This got me excited to cook again. Not only does the food taste fresh, but shopping there also made me feel good that my dollars were supporting the local economy. I still buy some stuff on Amazon—mostly the staples that don’t change weekly—but I’ve definitely shifted back to the local level for a lot of my needs. Shopping locally has just been bringing me so much more joy. 

4. I made shopping into an event. 

This was probably my most significant change from before: I made shopping an event that I looked forward to—not a weekly chore. Pre-pandemic, I would shop quickly by myself, with a list and lots of intention. 

I still have a list, but I take my time now, and my husband and I have even made “grocery day” into its own thing. For example, we’ll have breakfast, lunch, or dinner at a trendy cafe or restaurant and then go shopping afterward. Usually we’ll pick a restaurant in the neighborhood of the market we’re trying that week. It’s a treat. Going with someone else, and making an afternoon of it, took away a lot of the monotony and have-to-get-it-done-ness that I experienced pre-pandemic.

5. I stopped following recipes.

Cooking, for me, is a creative expression. Going to the farmer’s market and co-op got me more interested in trying new things in a way that refilling my Amazon cart could never do.

Before the pandemic, I was a big recipe follower. Now, I barely ever make anything I see online. Stepping foot in a physical store has unleashed my creativity in a new way. For example, this purple sweet potato pie recipe—my blog Food Heaven’s most popular recipe ever—was born on a whim. I went shopping and saw gorgeous purple Okinawan sweet potatoes and thought, How fun would it be to make a sweet potato pie with these? My most joyful and creative meals come when I am inspired by things I see in the store or farmer’s market, not online trends I am recreating. 

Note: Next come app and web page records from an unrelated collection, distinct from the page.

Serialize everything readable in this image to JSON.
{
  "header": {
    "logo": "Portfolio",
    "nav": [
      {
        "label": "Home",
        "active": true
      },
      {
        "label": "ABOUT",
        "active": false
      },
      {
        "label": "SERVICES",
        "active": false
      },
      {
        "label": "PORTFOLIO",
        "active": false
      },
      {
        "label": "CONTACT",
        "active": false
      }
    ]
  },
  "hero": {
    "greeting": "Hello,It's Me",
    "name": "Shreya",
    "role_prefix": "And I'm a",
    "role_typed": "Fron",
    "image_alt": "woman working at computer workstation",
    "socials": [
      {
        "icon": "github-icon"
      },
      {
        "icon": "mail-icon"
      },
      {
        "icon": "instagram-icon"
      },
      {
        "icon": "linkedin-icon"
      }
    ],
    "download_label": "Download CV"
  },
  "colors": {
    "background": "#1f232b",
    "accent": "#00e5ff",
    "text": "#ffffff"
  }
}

Plus, there’s a mental health benefit to this for me too. I’m a free spirit, and I realized I don’t actually like having to follow recipes to a T. Improvising is more natural for me. 

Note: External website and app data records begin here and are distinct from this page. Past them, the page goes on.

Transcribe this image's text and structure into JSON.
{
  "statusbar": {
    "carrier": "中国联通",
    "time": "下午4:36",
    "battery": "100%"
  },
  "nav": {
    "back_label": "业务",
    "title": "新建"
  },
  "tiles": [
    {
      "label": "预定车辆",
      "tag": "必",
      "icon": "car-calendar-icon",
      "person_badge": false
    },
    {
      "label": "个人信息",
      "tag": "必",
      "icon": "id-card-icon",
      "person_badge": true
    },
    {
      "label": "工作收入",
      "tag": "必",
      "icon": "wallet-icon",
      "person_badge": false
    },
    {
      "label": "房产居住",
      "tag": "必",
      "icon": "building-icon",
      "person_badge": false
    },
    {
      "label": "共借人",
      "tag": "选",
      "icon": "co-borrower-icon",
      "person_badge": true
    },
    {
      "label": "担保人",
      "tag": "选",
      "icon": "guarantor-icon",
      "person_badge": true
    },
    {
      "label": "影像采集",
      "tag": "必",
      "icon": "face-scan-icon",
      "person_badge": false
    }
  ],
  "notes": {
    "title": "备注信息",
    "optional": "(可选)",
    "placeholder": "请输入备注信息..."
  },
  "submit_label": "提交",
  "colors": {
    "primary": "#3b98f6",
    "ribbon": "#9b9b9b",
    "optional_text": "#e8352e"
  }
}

6. I brought fun into the kitchen.

Music was another significant factor that helped me feel good in the kitchen again. I started to make kitchen playlists that encouraged me to cook, dance, and be merry. If cooking feeds my body, music feeds my soul. 

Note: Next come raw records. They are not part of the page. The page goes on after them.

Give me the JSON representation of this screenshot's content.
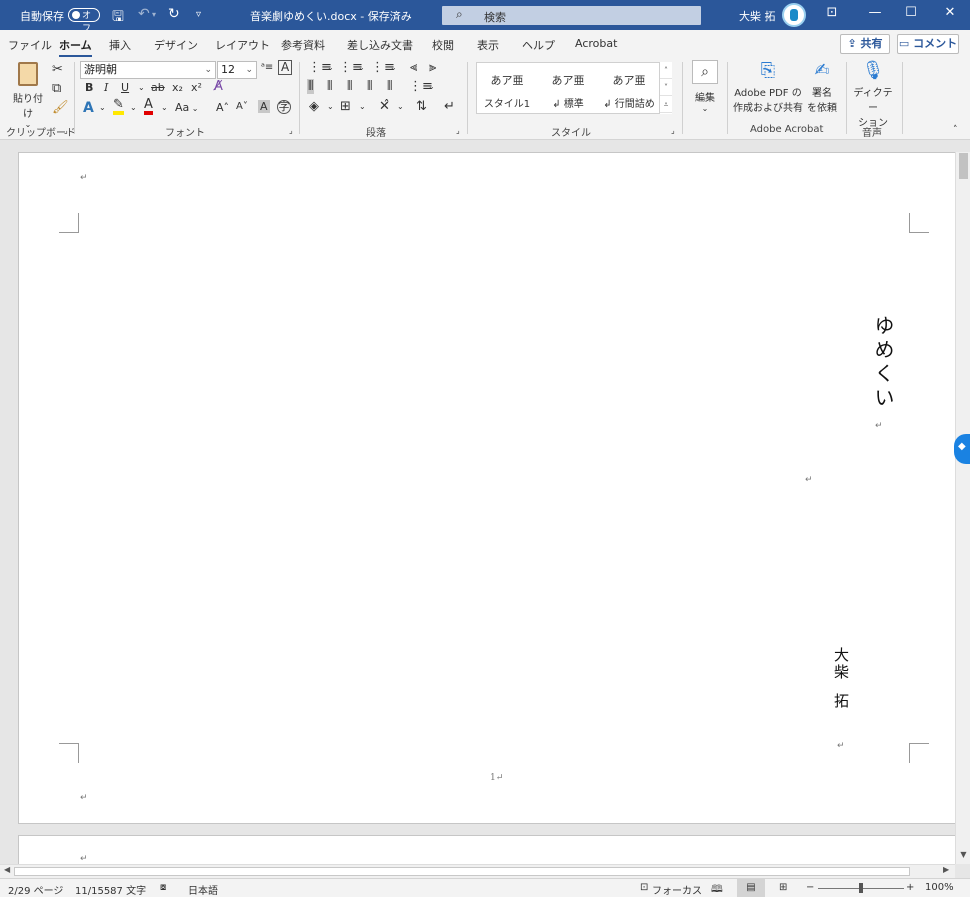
{
  "titlebar": {
    "autosave_label": "自動保存",
    "autosave_state": "オフ",
    "doc_title": "音楽劇ゆめくい.docx - 保存済み",
    "search_placeholder": "検索",
    "user_name": "大柴 拓",
    "icons": {
      "save": "save-icon",
      "undo": "undo-icon",
      "redo": "redo-icon",
      "customize": "customize-qat-icon"
    }
  },
  "tabs": [
    "ファイル",
    "ホーム",
    "挿入",
    "デザイン",
    "レイアウト",
    "参考資料",
    "差し込み文書",
    "校閲",
    "表示",
    "ヘルプ",
    "Acrobat"
  ],
  "active_tab": "ホーム",
  "share_label": "共有",
  "comment_label": "コメント",
  "ribbon": {
    "clipboard": {
      "paste_label": "貼り付け",
      "group_label": "クリップボード"
    },
    "font": {
      "font_name": "游明朝",
      "font_size": "12",
      "group_label": "フォント",
      "aa_label": "Aa"
    },
    "paragraph": {
      "group_label": "段落"
    },
    "styles": {
      "items": [
        {
          "sample": "あア亜",
          "name": "スタイル1"
        },
        {
          "sample": "あア亜",
          "name": "↲ 標準"
        },
        {
          "sample": "あア亜",
          "name": "↲ 行間詰め"
        }
      ],
      "group_label": "スタイル"
    },
    "editing": {
      "label": "編集"
    },
    "acrobat": {
      "create_pdf_line1": "Adobe PDF の",
      "create_pdf_line2": "作成および共有",
      "sign_line1": "署名",
      "sign_line2": "を依頼",
      "group_label": "Adobe Acrobat"
    },
    "voice": {
      "dictate_line1": "ディクテー",
      "dictate_line2": "ション",
      "group_label": "音声"
    }
  },
  "document": {
    "title_vertical": "ゆめくい",
    "author_vertical_1": "大柴",
    "author_vertical_2": "拓",
    "page_number": "1",
    "para_mark": "↵",
    "para_mark_v": "↵"
  },
  "statusbar": {
    "page": "2/29 ページ",
    "words": "11/15587 文字",
    "language": "日本語",
    "focus": "フォーカス",
    "zoom": "100%",
    "zoom_minus": "−",
    "zoom_plus": "+",
    "zoom_level": 0.5
  }
}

Before the pandemic, I would wake up at 7 a.m. to meal prep, which felt too early to blast my favorite tunes. Post-pandemic, I cook at my leisure to my favorite playlist. It makes the experience feel way more lighthearted.

7. I came up with a realistic cooking system that works for where I’m at now.

Even when I started returning to the kitchen, I knew I didn’t want to go back to where I was before: Cooking all of my meals on a Sunday was no longer serving me. My relationship with meal planning had to change if I wanted to cook again. Because the older I get, the more I have to honor what the heart wants. And the heart doesn’t want to meal prep anymore. 

The joy I once experienced from meal prepping all of my food to get “ready for the week” is gone. It may never return, and that’s okay. 

Instead, I had to find a way to reincorporate my new approach to cooking into my everyday life. It looks a little different than it did before. In addition to the meal delivery service, I only cook two to three meals per week. There’s no pre-prepping. Everything I make now is in real time. It’s fun to freestyle it. There are no more recipes, only loose plans. 

What excites me is when I can make something out of nothing. Like on that random Friday night when you only have a can of tomatoes, some frozen cheese, and a cup of dry pasta. I like the challenge of making a delicious, no-fuss meal out of randomness. This also means I don’t have to eat the same meal repeatedly, which is another thing I can’t do anymore. Now, I eat the same thing for one to two meals before I’m done and ready to move on to something new.

All in all, I love my new, gentler relationship with cooking and meal planning. But it wouldn’t have happened if I didn’t give myself permission to take time off. And I think we can all stand to give ourselves a little more grace in the kitchen. Hitting a much-needed Pause button helped me create an updated blueprint to find something that is sustainable for my current bandwidth—and brings back the joy I always knew could come from cooking.